Mar 1, 2021  By Dar Nadler  Category: Travel,

Moving alone to the place that feels most like home - Israel

Two years ago, I left home. The Homeland. I landed to a new reality not even remotely alike the one I came from. I started a new and exciting job and was fully invested in my career leap and the Jewish people of course. Sharing my life in public is not my comfort zone, but as they say “nothing great ever comes from comfort zones” so...

In the past two years not only have I realized that my story matters, but I realized that I am “telling” it every single day with my words, actions and interactions. It almost tells itself. It’s a story about making a bold (or perhaps foolish) decision of relocating as a single woman in her late 30’s with nothing but her brilliant dog by her side and JNF on her mind.
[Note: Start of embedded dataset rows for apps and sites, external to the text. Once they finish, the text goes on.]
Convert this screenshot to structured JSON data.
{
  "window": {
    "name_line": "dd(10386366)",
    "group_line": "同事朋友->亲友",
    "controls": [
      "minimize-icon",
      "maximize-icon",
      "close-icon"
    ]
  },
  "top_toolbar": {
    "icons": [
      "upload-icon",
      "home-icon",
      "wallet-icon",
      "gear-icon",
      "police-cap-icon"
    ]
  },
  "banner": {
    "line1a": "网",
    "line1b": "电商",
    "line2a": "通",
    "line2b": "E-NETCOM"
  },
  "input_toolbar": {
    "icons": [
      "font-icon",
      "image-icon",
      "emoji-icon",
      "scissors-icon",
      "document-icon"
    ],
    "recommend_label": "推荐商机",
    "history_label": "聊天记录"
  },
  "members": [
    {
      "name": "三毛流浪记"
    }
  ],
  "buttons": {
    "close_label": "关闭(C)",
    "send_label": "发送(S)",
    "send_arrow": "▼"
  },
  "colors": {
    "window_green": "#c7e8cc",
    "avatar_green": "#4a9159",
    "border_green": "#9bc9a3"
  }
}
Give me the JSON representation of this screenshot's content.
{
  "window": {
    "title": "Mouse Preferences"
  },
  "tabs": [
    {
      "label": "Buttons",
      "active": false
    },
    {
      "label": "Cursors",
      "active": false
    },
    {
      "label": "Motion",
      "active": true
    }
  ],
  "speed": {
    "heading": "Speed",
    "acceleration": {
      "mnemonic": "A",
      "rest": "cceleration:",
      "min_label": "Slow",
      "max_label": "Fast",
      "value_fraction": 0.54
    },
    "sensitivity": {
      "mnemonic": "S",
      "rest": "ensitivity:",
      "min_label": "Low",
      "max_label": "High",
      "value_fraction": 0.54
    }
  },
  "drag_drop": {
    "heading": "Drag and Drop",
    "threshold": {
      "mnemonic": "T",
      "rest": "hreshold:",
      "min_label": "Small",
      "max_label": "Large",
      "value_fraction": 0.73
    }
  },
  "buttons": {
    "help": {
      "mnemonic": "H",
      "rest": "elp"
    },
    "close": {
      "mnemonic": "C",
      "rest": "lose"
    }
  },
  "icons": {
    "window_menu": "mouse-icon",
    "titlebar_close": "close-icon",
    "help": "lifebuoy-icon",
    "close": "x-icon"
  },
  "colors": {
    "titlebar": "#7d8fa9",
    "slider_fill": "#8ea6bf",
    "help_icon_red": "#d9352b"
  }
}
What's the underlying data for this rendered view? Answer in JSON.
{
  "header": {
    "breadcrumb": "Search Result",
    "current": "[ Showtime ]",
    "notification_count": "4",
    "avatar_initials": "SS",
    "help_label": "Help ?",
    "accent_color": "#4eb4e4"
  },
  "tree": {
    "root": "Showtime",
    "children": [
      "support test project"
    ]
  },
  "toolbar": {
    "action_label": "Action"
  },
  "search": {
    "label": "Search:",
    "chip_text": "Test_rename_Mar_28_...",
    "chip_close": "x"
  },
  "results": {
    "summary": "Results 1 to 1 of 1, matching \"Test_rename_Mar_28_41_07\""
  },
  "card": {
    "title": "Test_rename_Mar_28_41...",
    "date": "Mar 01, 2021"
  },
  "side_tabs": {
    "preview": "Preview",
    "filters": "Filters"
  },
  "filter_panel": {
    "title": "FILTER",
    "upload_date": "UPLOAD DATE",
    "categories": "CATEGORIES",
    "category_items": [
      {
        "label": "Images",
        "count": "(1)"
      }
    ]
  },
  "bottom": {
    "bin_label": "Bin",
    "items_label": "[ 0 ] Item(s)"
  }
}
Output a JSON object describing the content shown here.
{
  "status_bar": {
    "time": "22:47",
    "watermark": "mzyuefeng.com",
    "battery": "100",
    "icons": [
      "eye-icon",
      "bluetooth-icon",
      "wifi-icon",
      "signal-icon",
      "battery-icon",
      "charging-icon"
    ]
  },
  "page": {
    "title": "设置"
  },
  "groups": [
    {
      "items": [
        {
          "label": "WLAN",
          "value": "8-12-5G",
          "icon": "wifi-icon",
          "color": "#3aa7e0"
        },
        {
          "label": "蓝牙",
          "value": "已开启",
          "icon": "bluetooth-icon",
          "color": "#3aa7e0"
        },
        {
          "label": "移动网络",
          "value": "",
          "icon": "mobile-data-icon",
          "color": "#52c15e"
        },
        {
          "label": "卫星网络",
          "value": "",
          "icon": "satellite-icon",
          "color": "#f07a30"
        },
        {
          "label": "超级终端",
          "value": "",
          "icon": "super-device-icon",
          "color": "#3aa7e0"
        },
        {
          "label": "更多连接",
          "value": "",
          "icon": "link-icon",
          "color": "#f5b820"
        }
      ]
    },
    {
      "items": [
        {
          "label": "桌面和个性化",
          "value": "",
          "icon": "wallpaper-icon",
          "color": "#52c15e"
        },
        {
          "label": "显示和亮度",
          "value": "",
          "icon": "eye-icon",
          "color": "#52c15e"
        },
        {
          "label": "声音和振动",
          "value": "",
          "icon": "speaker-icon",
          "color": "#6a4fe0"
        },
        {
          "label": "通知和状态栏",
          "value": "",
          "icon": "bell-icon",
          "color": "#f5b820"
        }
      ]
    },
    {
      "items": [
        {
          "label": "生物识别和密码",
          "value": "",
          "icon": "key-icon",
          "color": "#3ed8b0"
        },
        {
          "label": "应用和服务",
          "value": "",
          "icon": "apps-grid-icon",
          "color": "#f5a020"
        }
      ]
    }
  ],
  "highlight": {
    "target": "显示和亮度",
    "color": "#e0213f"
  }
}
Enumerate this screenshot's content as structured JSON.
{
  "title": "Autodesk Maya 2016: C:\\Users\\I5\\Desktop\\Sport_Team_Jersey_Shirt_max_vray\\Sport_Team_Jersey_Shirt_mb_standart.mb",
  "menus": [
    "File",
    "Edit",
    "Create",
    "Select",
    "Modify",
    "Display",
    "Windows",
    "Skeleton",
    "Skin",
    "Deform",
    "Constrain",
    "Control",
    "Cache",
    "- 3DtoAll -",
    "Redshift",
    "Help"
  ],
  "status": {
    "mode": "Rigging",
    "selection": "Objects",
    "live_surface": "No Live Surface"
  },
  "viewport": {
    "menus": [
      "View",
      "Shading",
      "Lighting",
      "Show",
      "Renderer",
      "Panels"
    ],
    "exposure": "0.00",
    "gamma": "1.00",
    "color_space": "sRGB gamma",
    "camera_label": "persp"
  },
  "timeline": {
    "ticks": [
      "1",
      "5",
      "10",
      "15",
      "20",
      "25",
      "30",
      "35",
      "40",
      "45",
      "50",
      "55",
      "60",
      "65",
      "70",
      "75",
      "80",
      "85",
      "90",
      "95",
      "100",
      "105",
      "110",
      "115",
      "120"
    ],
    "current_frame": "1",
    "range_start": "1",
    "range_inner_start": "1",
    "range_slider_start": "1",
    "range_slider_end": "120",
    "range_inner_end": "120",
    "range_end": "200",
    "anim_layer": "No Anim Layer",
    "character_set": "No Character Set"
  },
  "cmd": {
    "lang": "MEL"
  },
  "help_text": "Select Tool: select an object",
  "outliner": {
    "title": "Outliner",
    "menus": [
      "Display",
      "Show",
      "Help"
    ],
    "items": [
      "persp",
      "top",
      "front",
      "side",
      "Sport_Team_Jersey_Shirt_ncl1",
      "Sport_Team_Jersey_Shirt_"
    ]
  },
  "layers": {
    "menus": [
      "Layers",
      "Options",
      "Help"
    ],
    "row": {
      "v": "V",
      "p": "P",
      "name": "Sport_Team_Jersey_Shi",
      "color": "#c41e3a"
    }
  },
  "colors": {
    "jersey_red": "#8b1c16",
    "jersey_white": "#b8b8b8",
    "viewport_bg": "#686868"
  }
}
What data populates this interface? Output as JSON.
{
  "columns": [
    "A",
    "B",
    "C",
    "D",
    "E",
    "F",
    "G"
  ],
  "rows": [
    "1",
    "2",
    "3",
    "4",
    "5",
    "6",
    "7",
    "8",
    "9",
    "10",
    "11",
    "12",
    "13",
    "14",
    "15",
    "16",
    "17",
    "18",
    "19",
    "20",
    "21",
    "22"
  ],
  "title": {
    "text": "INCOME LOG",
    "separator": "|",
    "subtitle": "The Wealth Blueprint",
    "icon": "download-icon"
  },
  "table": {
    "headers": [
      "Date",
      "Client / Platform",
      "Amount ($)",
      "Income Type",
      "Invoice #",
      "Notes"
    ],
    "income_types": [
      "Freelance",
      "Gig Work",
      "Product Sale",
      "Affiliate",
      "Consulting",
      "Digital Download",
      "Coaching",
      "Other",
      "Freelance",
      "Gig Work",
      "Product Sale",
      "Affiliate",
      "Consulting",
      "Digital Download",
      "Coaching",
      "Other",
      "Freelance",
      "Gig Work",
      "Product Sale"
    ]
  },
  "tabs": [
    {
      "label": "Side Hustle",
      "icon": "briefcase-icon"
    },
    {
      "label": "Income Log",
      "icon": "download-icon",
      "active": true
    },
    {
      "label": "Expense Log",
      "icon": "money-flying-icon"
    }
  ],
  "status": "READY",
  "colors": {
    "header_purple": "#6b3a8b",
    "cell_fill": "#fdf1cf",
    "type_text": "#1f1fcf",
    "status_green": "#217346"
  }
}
This is where I’m sharing in public that I came here alone, by myself, not that conventional, I guess. In a foreign country. With a different language. In a different culture. My god how different the culture is. As an Israeli, you grow up thinking that Israel is a lot like America. Well, no, not really. Not at all. And not only that I’m here solo, I’m also experiencing for the first time what it’s like to be a minority. Minority state of mind if a tough one to adjust to, coming from the exact and extreme opposite. Who knew how intimidating and palpable is the sense of being a minority. Most people here are not Jews if you can believe it. They are not Arabs either. The bus driver isn’t Jewish, and neither is the cashier in any store. And although it sounds like stating the obvious, try telling that to my brain that still doesn’t comprehend how can there be cars on the roads on Yom Kippur, who allowed that?

There is SO much and SO many of everything here. The place is gigantic. The feeling is both empowering and paralyzing at the same time. Adrenaline and cortisol are celebrating in my body at the same time, true co-existence. The sense of conquest is often being replaced with the sense of alienation and vise versa. Some days I feel like I’m at the exact point that I need to be  and some days I’m thinking to myself “seriously, what were you thinking coming here all by yourself” (and the dog, we must not forget the dog).

Nevertheless, there’s one thing that remains constant all the time and that I feel in every cell of my body: I’m on a mission for my homeland. I was always on that mission and most likely always will be. Because it’s my generation’s turn to lead, it’s my responsibility, and it’s how I was brought up. This sense of mission is what connects my personal life to my career and makes the story of me. It’s why I’m never really alone since I have so many beautiful people around me sharing my conviction. It’s also what enables me to do what I love while loving what I do. And frankly, this is the only way I know to go through life.


So, I guess what I’m trying to say here is that there is a lot of strength in finding our life mission, our fulfilment, what makes us feel strong passion. Founded by people with vision and passion, Jewish National Fund-USA is the perfect venture to execute passionate dreams and visions. And passion is something that transmits naturally and effortlessly. This passion brought me here to a foreign country, to a different language and to a different culture all by myself terrified but fearless. And it’s this passion and the people it attracts to my life, that makes me feel that even though I’m so far away from the homeland, I am indeed very much at home.

Author, Dar Nadler is Jewish National Fund-USA's Israel Emissary out of New England.